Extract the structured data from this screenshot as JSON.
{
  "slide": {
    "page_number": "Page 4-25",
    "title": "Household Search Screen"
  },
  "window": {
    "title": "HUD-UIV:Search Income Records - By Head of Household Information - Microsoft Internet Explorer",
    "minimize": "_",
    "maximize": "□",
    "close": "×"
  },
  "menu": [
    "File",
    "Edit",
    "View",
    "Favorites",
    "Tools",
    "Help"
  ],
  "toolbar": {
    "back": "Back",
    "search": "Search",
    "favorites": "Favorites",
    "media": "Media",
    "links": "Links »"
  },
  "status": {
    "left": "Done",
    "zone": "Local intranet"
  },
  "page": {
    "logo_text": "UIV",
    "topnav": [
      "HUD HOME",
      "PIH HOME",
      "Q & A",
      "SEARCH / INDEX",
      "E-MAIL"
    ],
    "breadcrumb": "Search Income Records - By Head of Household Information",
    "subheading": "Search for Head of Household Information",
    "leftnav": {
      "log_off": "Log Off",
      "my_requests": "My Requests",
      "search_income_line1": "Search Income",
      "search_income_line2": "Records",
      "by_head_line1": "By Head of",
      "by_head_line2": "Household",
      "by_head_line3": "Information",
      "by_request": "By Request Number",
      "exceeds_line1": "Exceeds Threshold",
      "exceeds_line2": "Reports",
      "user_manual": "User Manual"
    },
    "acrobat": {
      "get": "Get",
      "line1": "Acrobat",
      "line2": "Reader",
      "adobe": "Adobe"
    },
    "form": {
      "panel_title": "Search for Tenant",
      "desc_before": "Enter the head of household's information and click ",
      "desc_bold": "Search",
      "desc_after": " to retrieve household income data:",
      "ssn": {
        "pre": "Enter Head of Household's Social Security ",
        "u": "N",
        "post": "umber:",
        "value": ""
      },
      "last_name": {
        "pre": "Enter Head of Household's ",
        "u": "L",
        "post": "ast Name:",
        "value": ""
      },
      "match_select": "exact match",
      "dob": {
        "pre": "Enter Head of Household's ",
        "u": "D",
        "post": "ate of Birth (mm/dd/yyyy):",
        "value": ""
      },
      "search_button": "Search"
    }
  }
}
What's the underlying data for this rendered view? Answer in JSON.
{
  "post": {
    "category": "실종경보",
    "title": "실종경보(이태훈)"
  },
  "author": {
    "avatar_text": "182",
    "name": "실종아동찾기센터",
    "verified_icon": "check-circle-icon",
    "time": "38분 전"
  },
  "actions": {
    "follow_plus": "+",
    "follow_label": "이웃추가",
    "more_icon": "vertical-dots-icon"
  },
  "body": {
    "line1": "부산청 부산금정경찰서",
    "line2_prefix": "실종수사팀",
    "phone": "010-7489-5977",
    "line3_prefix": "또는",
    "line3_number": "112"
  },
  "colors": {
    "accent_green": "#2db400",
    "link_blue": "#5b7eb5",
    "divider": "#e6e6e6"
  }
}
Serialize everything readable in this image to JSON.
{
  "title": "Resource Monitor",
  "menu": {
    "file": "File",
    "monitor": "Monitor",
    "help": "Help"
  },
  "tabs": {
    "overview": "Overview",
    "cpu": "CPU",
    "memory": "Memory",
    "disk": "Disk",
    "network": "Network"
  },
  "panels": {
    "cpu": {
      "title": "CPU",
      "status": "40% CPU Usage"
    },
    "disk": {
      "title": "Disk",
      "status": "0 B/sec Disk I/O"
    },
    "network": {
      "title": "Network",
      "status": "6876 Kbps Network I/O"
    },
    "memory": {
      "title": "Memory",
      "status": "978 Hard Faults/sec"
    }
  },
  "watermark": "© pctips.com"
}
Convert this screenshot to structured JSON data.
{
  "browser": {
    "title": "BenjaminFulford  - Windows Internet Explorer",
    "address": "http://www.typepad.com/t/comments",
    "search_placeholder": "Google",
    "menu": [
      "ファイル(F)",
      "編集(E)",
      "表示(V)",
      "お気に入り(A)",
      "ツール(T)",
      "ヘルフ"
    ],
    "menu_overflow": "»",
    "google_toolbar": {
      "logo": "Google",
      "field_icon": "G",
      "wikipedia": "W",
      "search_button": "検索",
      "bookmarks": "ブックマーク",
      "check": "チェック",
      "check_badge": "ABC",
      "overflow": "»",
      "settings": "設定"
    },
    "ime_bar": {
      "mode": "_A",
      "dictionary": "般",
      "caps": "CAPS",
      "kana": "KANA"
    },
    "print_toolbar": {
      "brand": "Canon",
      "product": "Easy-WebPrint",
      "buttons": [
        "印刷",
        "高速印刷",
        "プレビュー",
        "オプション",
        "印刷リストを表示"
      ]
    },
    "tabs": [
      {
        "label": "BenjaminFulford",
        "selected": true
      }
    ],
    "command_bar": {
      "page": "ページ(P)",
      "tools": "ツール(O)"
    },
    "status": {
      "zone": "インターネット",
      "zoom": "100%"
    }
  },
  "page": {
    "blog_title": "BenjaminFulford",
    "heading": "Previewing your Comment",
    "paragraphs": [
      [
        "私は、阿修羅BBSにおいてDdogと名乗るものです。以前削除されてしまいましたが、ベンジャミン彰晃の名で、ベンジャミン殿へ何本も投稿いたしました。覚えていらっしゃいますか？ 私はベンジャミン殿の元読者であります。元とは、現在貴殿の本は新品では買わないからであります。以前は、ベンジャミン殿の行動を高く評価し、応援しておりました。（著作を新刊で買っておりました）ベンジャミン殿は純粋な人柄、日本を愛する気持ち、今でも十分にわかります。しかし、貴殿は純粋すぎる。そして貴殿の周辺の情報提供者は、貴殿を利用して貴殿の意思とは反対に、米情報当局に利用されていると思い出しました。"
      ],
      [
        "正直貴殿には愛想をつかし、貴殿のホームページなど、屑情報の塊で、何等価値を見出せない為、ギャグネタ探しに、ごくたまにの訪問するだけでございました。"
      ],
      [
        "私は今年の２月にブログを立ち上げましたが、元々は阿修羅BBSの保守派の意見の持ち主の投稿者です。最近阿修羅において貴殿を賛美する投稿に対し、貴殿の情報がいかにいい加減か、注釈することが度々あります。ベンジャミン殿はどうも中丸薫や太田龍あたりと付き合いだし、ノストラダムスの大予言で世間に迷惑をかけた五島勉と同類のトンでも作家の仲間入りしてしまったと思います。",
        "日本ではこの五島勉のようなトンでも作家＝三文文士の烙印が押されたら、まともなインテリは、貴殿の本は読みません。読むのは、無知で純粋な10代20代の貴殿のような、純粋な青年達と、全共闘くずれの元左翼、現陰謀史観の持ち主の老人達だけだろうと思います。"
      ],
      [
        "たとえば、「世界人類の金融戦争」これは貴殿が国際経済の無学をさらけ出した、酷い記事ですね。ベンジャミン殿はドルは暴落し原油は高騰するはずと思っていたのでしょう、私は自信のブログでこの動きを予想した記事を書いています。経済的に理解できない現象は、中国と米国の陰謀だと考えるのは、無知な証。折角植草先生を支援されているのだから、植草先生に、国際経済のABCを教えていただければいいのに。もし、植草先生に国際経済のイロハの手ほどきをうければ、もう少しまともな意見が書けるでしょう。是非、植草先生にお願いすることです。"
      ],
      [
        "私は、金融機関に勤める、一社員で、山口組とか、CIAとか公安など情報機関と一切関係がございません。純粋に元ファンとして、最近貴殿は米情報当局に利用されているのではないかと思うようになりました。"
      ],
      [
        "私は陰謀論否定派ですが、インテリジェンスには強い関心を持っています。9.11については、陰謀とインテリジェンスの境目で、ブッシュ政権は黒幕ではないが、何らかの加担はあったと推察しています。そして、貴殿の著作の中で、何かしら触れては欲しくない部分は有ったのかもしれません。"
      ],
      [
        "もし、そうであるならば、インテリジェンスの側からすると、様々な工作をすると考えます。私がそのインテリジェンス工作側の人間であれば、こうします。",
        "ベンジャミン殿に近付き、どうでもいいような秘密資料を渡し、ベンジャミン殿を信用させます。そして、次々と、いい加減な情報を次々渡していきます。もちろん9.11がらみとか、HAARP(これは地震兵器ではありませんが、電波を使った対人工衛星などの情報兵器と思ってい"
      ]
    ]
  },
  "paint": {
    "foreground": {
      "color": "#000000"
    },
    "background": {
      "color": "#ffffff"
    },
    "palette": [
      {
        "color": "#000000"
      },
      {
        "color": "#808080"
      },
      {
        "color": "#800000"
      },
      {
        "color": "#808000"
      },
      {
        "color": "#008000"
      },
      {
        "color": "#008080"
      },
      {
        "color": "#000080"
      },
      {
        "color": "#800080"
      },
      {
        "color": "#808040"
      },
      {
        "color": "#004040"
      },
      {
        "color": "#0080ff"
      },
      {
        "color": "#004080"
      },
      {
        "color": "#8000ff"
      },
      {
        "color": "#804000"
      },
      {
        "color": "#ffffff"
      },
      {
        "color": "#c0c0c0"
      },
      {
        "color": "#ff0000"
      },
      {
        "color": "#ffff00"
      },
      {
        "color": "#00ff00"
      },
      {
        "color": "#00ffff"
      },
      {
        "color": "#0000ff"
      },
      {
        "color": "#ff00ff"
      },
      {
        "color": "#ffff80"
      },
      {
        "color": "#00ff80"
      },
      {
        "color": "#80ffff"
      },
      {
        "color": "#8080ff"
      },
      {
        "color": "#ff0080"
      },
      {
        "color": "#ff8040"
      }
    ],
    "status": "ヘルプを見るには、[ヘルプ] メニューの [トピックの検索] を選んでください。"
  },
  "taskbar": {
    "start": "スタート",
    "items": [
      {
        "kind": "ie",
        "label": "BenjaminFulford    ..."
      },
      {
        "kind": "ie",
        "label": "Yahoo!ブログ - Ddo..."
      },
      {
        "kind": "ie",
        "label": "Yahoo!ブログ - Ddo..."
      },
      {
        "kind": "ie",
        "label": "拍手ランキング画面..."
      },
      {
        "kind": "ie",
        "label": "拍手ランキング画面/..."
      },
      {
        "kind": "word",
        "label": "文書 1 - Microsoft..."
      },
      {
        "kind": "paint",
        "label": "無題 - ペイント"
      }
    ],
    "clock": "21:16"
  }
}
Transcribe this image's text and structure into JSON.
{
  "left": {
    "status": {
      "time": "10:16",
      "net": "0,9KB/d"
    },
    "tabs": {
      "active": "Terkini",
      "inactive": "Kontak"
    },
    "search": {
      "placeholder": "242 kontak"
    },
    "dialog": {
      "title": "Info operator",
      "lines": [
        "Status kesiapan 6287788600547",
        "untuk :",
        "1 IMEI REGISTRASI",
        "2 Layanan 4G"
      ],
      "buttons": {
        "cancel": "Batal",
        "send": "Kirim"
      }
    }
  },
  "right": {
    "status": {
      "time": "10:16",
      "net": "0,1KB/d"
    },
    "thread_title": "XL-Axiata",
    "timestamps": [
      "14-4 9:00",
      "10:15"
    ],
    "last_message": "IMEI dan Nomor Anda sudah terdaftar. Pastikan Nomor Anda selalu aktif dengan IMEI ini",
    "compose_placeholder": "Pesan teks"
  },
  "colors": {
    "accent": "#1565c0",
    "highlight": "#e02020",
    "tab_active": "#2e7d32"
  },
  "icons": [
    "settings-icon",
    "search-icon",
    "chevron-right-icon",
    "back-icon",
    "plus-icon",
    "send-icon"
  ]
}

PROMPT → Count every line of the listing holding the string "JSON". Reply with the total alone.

RESPONSE TO THE TASK → 5